REPRESENTATION: Georgia Death Sentence Upheld Despite Drunk Trial Attorney

A federal appeals court upheld the death sentence of Georgia inmate Robert Holsey (pictured), despite the fact that Holsey's lead lawyer drank a quart of vodka every day during the trial and was about to be sued for stealing client funds.  The attorney himself testified that he “probably shouldn’t have been allowed to represent anybody.” The court assumed the attorney's incompetence, but gave great deference to the Georgia Supreme Court's opinion that his poor performance did not affect the outcome of even the sentencing phase of the trial.  Judge Rosemary Barkett dissented in the 2-1 decision, noting the jury never heard evidence that Holsey was abused so badly as a child that his neighbors referred to his home as "the torture chamber." Had the jury heard evidence of the "horrific child abuse," she wrote, he likely would not have been sentenced to death.

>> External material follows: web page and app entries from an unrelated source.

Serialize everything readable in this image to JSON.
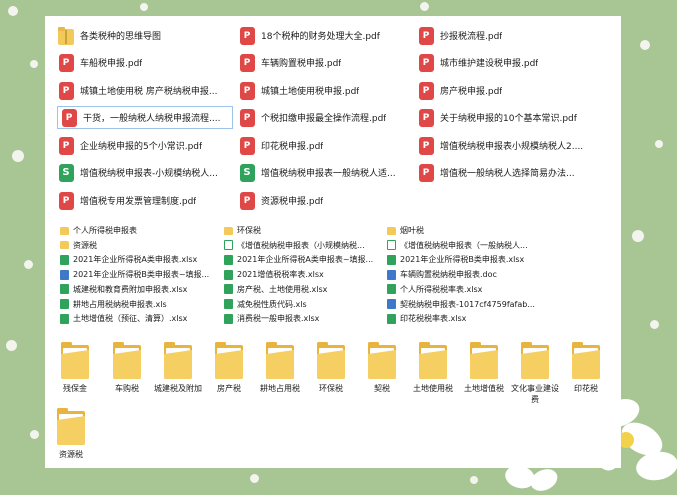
{
  "big_files": [
    {
      "label": "各类税种的思维导图",
      "type": "zip"
    },
    {
      "label": "18个税种的财务处理大全.pdf",
      "type": "pdf"
    },
    {
      "label": "抄报税流程.pdf",
      "type": "pdf"
    },
    {
      "label": "车船税申报.pdf",
      "type": "pdf"
    },
    {
      "label": "车辆购置税申报.pdf",
      "type": "pdf"
    },
    {
      "label": "城市维护建设税申报.pdf",
      "type": "pdf"
    },
    {
      "label": "城镇土地使用税 房产税纳税申报...",
      "type": "pdf"
    },
    {
      "label": "城镇土地使用税申报.pdf",
      "type": "pdf"
    },
    {
      "label": "房产税申报.pdf",
      "type": "pdf"
    },
    {
      "label": "干货，一般纳税人纳税申报流程....",
      "type": "pdf"
    },
    {
      "label": "个税扣缴申报最全操作流程.pdf",
      "type": "pdf"
    },
    {
      "label": "关于纳税申报的10个基本常识.pdf",
      "type": "pdf"
    },
    {
      "label": "企业纳税申报的5个小常识.pdf",
      "type": "pdf"
    },
    {
      "label": "印花税申报.pdf",
      "type": "pdf"
    },
    {
      "label": "增值税纳税申报表小规模纳税人2....",
      "type": "pdf"
    },
    {
      "label": "增值税纳税申报表-小规模纳税人...",
      "type": "xls"
    },
    {
      "label": "增值税纳税申报表一般纳税人适...",
      "type": "xls"
    },
    {
      "label": "增值税一般纳税人选择简易办法...",
      "type": "pdf"
    },
    {
      "label": "增值税专用发票管理制度.pdf",
      "type": "pdf"
    },
    {
      "label": "资源税申报.pdf",
      "type": "pdf"
    }
  ],
  "small_files": [
    {
      "label": "个人所得税申报表",
      "type": "folder"
    },
    {
      "label": "环保税",
      "type": "folder"
    },
    {
      "label": "烟叶税",
      "type": "folder"
    },
    {
      "label": "资源税",
      "type": "folder"
    },
    {
      "label": "《增值税纳税申报表（小规模纳税...",
      "type": "xls-outline"
    },
    {
      "label": "《增值税纳税申报表（一般纳税人...",
      "type": "xls-outline"
    },
    {
      "label": "2021年企业所得税A类申报表.xlsx",
      "type": "xls"
    },
    {
      "label": "2021年企业所得税A类申报表~填报...",
      "type": "xls"
    },
    {
      "label": "2021年企业所得税B类申报表.xlsx",
      "type": "xls"
    },
    {
      "label": "2021年企业所得税B类申报表~填报...",
      "type": "doc"
    },
    {
      "label": "2021增值税税率表.xlsx",
      "type": "xls"
    },
    {
      "label": "车辆购置税纳税申报表.doc",
      "type": "doc"
    },
    {
      "label": "城建税和教育费附加申报表.xlsx",
      "type": "xls"
    },
    {
      "label": "房产税、土地使用税.xlsx",
      "type": "xls"
    },
    {
      "label": "个人所得税税率表.xlsx",
      "type": "xls"
    },
    {
      "label": "耕地占用税纳税申报表.xls",
      "type": "xls"
    },
    {
      "label": "减免税性质代码.xls",
      "type": "xls"
    },
    {
      "label": "契税纳税申报表-1017cf4759fafab...",
      "type": "doc"
    },
    {
      "label": "土地增值税（预征、清算）.xlsx",
      "type": "xls"
    },
    {
      "label": "消费税一般申报表.xlsx",
      "type": "xls"
    },
    {
      "label": "印花税税率表.xlsx",
      "type": "xls"
    }
  ],
  "folders": [
    "残保金",
    "车购税",
    "城建税及附加",
    "房产税",
    "耕地占用税",
    "环保税",
    "契税",
    "土地使用税",
    "土地增值税",
    "文化事业建设费",
    "印花税",
    "资源税"
  ]
}
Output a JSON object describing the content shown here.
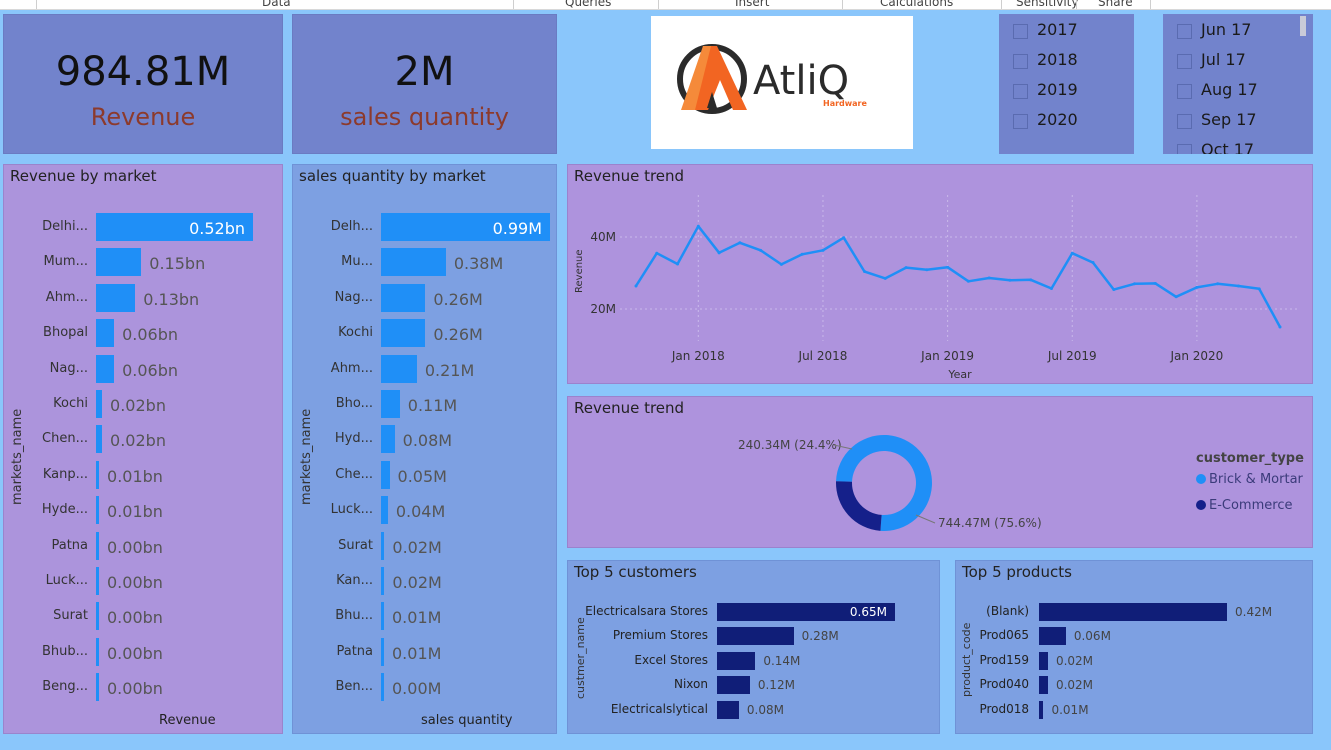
{
  "menu": {
    "items": [
      {
        "label": "Data"
      },
      {
        "label": "Queries"
      },
      {
        "label": "Insert"
      },
      {
        "label": "Calculations"
      },
      {
        "label": "Sensitivity"
      },
      {
        "label": "Share"
      }
    ]
  },
  "kpis": {
    "revenue": {
      "value": "984.81M",
      "label": "Revenue"
    },
    "quantity": {
      "value": "2M",
      "label": "sales quantity"
    }
  },
  "logo": {
    "brand": "AtliQ",
    "subtitle": "Hardware",
    "colors": {
      "primary": "#f26522",
      "dark": "#2b2b2b"
    }
  },
  "year_slicer": {
    "items": [
      {
        "label": "2017"
      },
      {
        "label": "2018"
      },
      {
        "label": "2019"
      },
      {
        "label": "2020"
      }
    ]
  },
  "month_slicer": {
    "items": [
      {
        "label": "Jun 17"
      },
      {
        "label": "Jul 17"
      },
      {
        "label": "Aug 17"
      },
      {
        "label": "Sep 17"
      },
      {
        "label": "Oct 17"
      }
    ]
  },
  "chart_data": [
    {
      "id": "revenue_by_market",
      "type": "bar",
      "orientation": "horizontal",
      "title": "Revenue by market",
      "ylabel": "markets_name",
      "xlabel": "Revenue",
      "categories": [
        "Delhi...",
        "Mum...",
        "Ahm...",
        "Bhopal",
        "Nag...",
        "Kochi",
        "Chen...",
        "Kanp...",
        "Hyde...",
        "Patna",
        "Luck...",
        "Surat",
        "Bhub...",
        "Beng..."
      ],
      "values": [
        0.52,
        0.15,
        0.13,
        0.06,
        0.06,
        0.02,
        0.02,
        0.01,
        0.01,
        0.0,
        0.0,
        0.0,
        0.0,
        0.0
      ],
      "labels": [
        "0.52bn",
        "0.15bn",
        "0.13bn",
        "0.06bn",
        "0.06bn",
        "0.02bn",
        "0.02bn",
        "0.01bn",
        "0.01bn",
        "0.00bn",
        "0.00bn",
        "0.00bn",
        "0.00bn",
        "0.00bn"
      ],
      "color": "#1f8ff7"
    },
    {
      "id": "quantity_by_market",
      "type": "bar",
      "orientation": "horizontal",
      "title": "sales quantity by market",
      "ylabel": "markets_name",
      "xlabel": "sales quantity",
      "categories": [
        "Delh...",
        "Mu...",
        "Nag...",
        "Kochi",
        "Ahm...",
        "Bho...",
        "Hyd...",
        "Che...",
        "Luck...",
        "Surat",
        "Kan...",
        "Bhu...",
        "Patna",
        "Ben..."
      ],
      "values": [
        0.99,
        0.38,
        0.26,
        0.26,
        0.21,
        0.11,
        0.08,
        0.05,
        0.04,
        0.02,
        0.02,
        0.01,
        0.01,
        0.0
      ],
      "labels": [
        "0.99M",
        "0.38M",
        "0.26M",
        "0.26M",
        "0.21M",
        "0.11M",
        "0.08M",
        "0.05M",
        "0.04M",
        "0.02M",
        "0.02M",
        "0.01M",
        "0.01M",
        "0.00M"
      ],
      "color": "#1f8ff7"
    },
    {
      "id": "revenue_trend_line",
      "type": "line",
      "title": "Revenue trend",
      "xlabel": "Year",
      "ylabel": "Revenue",
      "x": [
        "2017-10",
        "2017-11",
        "2017-12",
        "2018-01",
        "2018-02",
        "2018-03",
        "2018-04",
        "2018-05",
        "2018-06",
        "2018-07",
        "2018-08",
        "2018-09",
        "2018-10",
        "2018-11",
        "2018-12",
        "2019-01",
        "2019-02",
        "2019-03",
        "2019-04",
        "2019-05",
        "2019-06",
        "2019-07",
        "2019-08",
        "2019-09",
        "2019-10",
        "2019-11",
        "2019-12",
        "2020-01",
        "2020-02",
        "2020-03",
        "2020-04",
        "2020-05"
      ],
      "values": [
        26.4,
        35.5,
        32.5,
        43.0,
        35.6,
        38.4,
        36.3,
        32.4,
        35.2,
        36.3,
        39.8,
        30.4,
        28.5,
        31.5,
        30.9,
        31.6,
        27.7,
        28.6,
        28.0,
        28.1,
        25.7,
        35.5,
        32.9,
        25.4,
        27.0,
        27.1,
        23.4,
        26.0,
        27.0,
        26.4,
        25.6,
        15.0
      ],
      "x_ticks": [
        "Jan 2018",
        "Jul 2018",
        "Jan 2019",
        "Jul 2019",
        "Jan 2020"
      ],
      "y_ticks": [
        "20M",
        "40M"
      ],
      "unit": "M",
      "ylim": [
        12,
        47
      ],
      "color": "#1f8ff7",
      "grid": true
    },
    {
      "id": "revenue_trend_donut",
      "type": "pie",
      "style": "donut",
      "title": "Revenue trend",
      "legend_title": "customer_type",
      "legend_position": "right",
      "slices": [
        {
          "name": "Brick & Mortar",
          "value": 744.47,
          "percent": 75.6,
          "label": "744.47M (75.6%)",
          "color": "#1f8ff7"
        },
        {
          "name": "E-Commerce",
          "value": 240.34,
          "percent": 24.4,
          "label": "240.34M (24.4%)",
          "color": "#15208a"
        }
      ]
    },
    {
      "id": "top5_customers",
      "type": "bar",
      "orientation": "horizontal",
      "title": "Top 5 customers",
      "ylabel": "custmer_name",
      "categories": [
        "Electricalsara Stores",
        "Premium Stores",
        "Excel Stores",
        "Nixon",
        "Electricalslytical"
      ],
      "values": [
        0.65,
        0.28,
        0.14,
        0.12,
        0.08
      ],
      "labels": [
        "0.65M",
        "0.28M",
        "0.14M",
        "0.12M",
        "0.08M"
      ],
      "color": "#101e78"
    },
    {
      "id": "top5_products",
      "type": "bar",
      "orientation": "horizontal",
      "title": "Top 5 products",
      "ylabel": "product_code",
      "categories": [
        "(Blank)",
        "Prod065",
        "Prod159",
        "Prod040",
        "Prod018"
      ],
      "values": [
        0.42,
        0.06,
        0.02,
        0.02,
        0.01
      ],
      "labels": [
        "0.42M",
        "0.06M",
        "0.02M",
        "0.02M",
        "0.01M"
      ],
      "color": "#101e78"
    }
  ]
}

Holsey’s appeals lawyer, Brian Kammer, said the jury did not hear that crucial evidence because Holsey’s lead trial attorney “opted to anesthetize himself with vodka rather than prepare adequately to defend against the death penalty. The 11th Circuit majority appears similarly to have anesthetized its sense of justice.”

Lack of Funding for Representation Delays Georgia Death Penalty Cases

A Georgia judge has removed Kelvin Johnson's public defenders from representing him in a death penalty case because his lawyers requested more time to prepare for trial.  Johnson was being represented by attorneys from the Georgia Capital Defender Office, who said a delay was needed because an overwhelming caseload and lack of funding precluded them from going forward at this time. The Georgia Capital Defender program, which was started to provide better representation to indigent capital defendants, began representing those facing the death penalty in 2005, but saw its funding drop from $7 million to $4.5 million in only three years. Insufficient funding has led to problems and delays in several cases, including one instance in 2010 when attorneys asked the Georgia Supreme Court to dismiss the charges against their client or bar the state from seeking the death penalty because they could not pay expert witnesses, attorney fees or investigators. Superior Court Judge David Roper, who dismissed the capital defenders from the Kelvin Johnson case, plans to appoint lawyers of his own choosing, calling the Capital Defender Office "systemically broken."  However, W. Travis Sakrison, executive director of the Defender Office, said the delay needed in the Johnson case arose from special circumstances and was not due to "systemic" problems at the Georgia Capital Defender.